Track 11 Shout Sister Shout (A. Crudup) starts with a gospel upbeat and jazzy horn intro that continues the pace throughout with horns, guitar rifts, ‘shout’ harmony of the boys, Dr John’s keys and Judy slinging her foot-stomping jazz chords of her own.
The disc concludes with Floods of South Dakota and I felt touched yet sad to see it over: “Someday—you’ll build a cabin on the hillside, someday—you’ll find the gold you’re lookin’ for, and maybe someday, in the diamond mines of friendship, you will find someone to share that winding road. For all time, you can count on me and all that’s mine.” Wow, Judy just emotes sincerely from inside her heart on this moving folk ballad.
Judy was truly one of the same Joplin-Dylan-esk folk-blues magnets that major labels were clamoring for in the 60’s; yet she also crossed all genres and has continued to be respected and admired for her works, to this day. I think sometimes it doesn’t matter how savvy a music reviewer you are: trying to actually put into words the description of tracks you listen to on a CD is DIFFICULT at best. How many adjectives and poetic packages can we use before we all sound the same with the same ole boring reads?
I know I’m lengthy here, but my sincere desire is to educate the reader about the person behind the music, as that's where the best music comes from, the people who can sing it, the people who can write it, and the people who can do both. It’s why we like to take blues cruises with the musicians, meet them face to face and attend their live shows—we want to know the person behind the greatness.
Some say Dylan was probably one of the worst singers, and Judy's no Celine or Patsy Cline, BUT both he and she left profound and inerasable marks, nonetheless; and that’s her great tribute to our music history.
From folk, blues, country, rockabilly, rock and roll, gospel to jazz and swing, Judy certainly had a gift of exploring, crafting, expanding and personalizing all musical styles that were born from original true root blues, as illustrated in this disc. I’m so honored to have met her here. Thank you, Dexter, for introducing her to me, and for sharing her again with those who already knew and loved her.

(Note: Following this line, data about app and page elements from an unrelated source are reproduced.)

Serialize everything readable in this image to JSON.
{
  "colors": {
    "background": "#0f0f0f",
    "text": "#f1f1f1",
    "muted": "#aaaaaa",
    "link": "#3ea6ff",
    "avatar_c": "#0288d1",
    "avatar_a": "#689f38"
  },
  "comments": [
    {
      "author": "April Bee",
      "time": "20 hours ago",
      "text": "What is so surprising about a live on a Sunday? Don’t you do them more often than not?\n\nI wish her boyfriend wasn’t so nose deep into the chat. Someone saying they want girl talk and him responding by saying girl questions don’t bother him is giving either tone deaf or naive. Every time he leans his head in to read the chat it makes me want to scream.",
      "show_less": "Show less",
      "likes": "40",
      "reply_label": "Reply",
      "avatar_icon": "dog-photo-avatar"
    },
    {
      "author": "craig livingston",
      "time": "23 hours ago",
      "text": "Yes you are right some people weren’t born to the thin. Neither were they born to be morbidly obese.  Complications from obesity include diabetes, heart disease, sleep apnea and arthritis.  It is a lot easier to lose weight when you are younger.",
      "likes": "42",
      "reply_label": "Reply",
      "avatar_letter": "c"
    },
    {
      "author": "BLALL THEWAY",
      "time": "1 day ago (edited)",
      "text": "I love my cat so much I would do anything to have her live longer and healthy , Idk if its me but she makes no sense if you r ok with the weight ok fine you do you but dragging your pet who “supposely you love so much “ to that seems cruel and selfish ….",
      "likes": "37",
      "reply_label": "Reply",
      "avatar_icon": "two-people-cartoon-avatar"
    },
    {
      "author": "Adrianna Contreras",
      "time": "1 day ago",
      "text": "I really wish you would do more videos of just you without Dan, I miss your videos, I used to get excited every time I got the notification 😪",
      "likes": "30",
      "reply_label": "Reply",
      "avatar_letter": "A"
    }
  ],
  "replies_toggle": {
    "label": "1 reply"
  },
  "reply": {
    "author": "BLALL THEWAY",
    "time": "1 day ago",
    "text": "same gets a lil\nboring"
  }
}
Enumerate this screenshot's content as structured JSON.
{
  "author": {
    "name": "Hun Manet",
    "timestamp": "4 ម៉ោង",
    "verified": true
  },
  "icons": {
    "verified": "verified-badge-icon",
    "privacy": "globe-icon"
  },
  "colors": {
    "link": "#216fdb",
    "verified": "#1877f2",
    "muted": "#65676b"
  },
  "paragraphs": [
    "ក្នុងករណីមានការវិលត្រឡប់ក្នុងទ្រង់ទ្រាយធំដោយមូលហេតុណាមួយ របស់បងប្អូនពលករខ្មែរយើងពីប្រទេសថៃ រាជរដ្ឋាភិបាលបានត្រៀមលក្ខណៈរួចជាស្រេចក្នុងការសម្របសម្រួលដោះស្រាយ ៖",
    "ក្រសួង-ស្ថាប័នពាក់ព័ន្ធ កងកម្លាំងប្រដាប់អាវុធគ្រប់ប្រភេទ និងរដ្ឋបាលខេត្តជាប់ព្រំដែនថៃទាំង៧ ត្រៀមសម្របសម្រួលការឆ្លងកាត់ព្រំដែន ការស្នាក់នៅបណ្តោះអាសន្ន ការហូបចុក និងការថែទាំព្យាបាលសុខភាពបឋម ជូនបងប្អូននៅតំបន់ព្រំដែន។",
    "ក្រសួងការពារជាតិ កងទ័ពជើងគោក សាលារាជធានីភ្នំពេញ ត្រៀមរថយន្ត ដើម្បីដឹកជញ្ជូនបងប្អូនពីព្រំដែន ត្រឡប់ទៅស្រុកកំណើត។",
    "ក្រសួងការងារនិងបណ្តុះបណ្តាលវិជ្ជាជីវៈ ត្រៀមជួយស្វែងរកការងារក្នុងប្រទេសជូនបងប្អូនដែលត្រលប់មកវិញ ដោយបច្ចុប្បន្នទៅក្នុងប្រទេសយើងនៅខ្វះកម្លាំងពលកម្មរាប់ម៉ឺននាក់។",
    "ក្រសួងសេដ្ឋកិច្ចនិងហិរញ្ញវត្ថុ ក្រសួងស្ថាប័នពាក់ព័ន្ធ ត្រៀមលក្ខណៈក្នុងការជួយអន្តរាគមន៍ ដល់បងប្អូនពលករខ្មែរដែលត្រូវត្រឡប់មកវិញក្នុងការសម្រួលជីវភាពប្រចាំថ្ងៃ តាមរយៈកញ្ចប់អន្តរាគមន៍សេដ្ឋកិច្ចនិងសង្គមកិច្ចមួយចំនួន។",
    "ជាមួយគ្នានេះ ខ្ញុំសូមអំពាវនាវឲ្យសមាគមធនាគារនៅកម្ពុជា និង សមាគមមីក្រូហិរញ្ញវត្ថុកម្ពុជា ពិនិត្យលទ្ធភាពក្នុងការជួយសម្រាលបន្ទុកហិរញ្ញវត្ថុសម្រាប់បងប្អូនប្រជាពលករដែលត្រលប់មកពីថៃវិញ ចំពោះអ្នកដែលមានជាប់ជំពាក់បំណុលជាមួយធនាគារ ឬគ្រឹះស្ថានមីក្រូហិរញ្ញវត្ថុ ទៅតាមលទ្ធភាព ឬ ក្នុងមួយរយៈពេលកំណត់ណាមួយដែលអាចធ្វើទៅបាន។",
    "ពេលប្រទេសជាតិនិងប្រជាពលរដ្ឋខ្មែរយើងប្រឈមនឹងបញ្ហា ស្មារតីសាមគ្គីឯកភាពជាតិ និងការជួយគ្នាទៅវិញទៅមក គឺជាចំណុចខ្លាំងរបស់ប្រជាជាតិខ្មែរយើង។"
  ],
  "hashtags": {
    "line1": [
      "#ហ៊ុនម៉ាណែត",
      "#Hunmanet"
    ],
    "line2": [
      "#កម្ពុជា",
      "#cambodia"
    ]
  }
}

Belinda Foster is a Columnist and Contributing Writer for Greenville SC Magazine “Industry Mag” and was former manager of Mac Arnold & Plate Full O’Blues. She currently books blues-rock-jam musicians and is a devoted promoter and supporter of live blues root music and history, making frequent trips to “The Crossroads” and Clarksdale Mississippi, birthplace of the blues. Her column “The Upstate Blues Report” can be found on line at www.industrymag.net